Removing yourself from a credit card that you’ve shared with your ex for many years can have mixed effects on your score, depending on the account’s standing and payment history
The editorial content below is based solely on the objective assessment of our writers and is not driven by advertising dollars. However, we may receive compensation when you click on links to products from our partners. Learn more about our advertising policy.
The content on this page is accurate as of the posting date; however, some of the offers mentioned may have expired. Please see the bank’s website for the most current version of card offers; and please review our list of best credit cards, or use our CardMatch™ tool to find cards matched to your needs.
Todd Ossenfort has been chief operating officer for Pioneer Credit Counseling since 1998. He writes our weekly “The Credit Guy” column, answering reader questions about credit counseling and debt issues.
Dear Credit Guy,
I have been divorced for 19 years. My ex still has a credit card with my name on it. I have been trying for years to get him to remove my name. If he takes my name off the card, will it change my credit score? Thank you. – Patricia
The answer to your basic question is yes, removing your name from a credit card account is probably going to affect your score. What I cannot tell you is if it will change your score for better or for worse.
The credit scoring model takes many factors into consideration for its calculations. These are basically length of credit history (in other words, the age of your accounts), payment history, credit used, credit available, credit mix, recent inquiries and new accounts.
The fact that you have been divorced for 19 years leads me to believe that the account in question is an old one.

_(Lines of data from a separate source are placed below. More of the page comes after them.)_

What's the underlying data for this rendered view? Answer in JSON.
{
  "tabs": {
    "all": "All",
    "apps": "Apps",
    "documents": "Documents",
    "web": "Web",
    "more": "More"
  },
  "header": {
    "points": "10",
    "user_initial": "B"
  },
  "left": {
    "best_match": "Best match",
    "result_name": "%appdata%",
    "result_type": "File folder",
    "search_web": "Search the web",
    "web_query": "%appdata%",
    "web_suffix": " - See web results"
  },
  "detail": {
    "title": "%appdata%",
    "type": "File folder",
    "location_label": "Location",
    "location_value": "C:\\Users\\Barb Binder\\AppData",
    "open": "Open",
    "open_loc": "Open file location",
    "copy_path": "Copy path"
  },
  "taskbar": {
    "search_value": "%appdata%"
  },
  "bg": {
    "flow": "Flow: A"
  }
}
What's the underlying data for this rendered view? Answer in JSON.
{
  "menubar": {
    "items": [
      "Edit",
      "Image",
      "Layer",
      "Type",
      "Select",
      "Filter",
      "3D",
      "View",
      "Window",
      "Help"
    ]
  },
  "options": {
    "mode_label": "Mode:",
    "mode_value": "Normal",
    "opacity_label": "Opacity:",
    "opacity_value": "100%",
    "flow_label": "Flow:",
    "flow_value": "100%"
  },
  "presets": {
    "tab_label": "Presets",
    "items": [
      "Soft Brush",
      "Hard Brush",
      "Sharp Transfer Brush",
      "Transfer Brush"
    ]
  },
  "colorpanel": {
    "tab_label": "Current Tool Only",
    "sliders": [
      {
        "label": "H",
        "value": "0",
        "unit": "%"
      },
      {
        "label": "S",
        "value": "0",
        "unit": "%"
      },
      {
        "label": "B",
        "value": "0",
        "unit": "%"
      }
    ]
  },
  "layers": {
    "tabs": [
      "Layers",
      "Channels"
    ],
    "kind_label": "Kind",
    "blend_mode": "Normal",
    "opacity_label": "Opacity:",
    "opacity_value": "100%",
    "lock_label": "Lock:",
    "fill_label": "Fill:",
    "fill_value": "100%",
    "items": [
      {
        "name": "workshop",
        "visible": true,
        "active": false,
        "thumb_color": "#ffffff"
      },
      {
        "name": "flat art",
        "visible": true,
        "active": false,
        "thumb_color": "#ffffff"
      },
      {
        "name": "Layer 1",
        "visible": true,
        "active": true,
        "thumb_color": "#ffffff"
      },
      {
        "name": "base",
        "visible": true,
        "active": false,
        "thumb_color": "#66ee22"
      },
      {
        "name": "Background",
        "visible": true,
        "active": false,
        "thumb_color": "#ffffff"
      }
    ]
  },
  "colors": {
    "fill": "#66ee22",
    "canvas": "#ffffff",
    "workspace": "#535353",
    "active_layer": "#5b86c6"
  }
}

- Therefore, removing yourself from the account is eventually going to affect your credit history, or the overall age of your accounts. However, accounts in good standing will stay on your credit reports for up to 10 years.
- In addition, if this account has available credit you will also lose that piece from your score. Both things will likely affect your score negatively, at least in the short term. If you have other cards with zero or low balances, the impact shouldn’t be too bad.
- However, if the account is close to its credit limit, your score has already been negatively affected because of the high percentage of credit used (credit utilization is the second most important factor in calculating scores, after on-time bill payments). In that case, removing yourself should improve your score somewhat, provided you have other active accounts in good standing.
- Also, if the account has late payments, this will also have affected your score in a negative way. Therefore, removing yourself from the account will help in the long run as negative account information falls off credit reports after seven years.
Many things are going to come into play if this account is removed from your credit file, maybe in a positive way or maybe in a negative way.
It might also be that when all is said and done, the positives and negatives will cancel each other out so that your score stays about the same.
Joint cardholder versus authorized user
What I see as a bigger issue here is actually getting yourself removed from the account. A big question I have is whether you are a joint cardholder or simply an authorized user.
Because you have been dealing with this for so long, I am inclined to think this must be a joint account, one that you and your ex-husband opened together.
For one thing, if you were simply an authorized user you could easily remove yourself with a phone call to the credit card company without your ex-husband’s assistance. But you cannot do that if this is a joint account.
Looking at it from the viewpoint of the credit card company, you must understand that credit was applied for and granted to both of you.
A divorce decree does not change the obligation to the creditor. They will be very reluctant to let one party out of a contract signed when the account was opened.
The best way to handle this problem is to pay off the balance and close the account.
- One option might be for your ex-husband to obtain a loan to pay off the credit card.
- Or he could transfer the balance to another credit card that he qualifies for on his own.
Both options will require cooperation from your ex-husband, of course.
- You could help by researching 0-interest balance transfer credit cards.
- The appeal of saving on interest may be just the enticement he needs to make this switch, assuming he can qualify for a 0-interest card with a high-enough limit.
If you can make this happen, you will not have to worry about this credit card and how it might affect your credit score again.
Take care of your credit!
Meet CreditCards.com’s reader Q&A experts
Does a personal finance problem have you worried? Monday through Saturday, CreditCards.com’s Q&A experts answer questions from readers. Ask a question, or click on any expert to see their previous answers.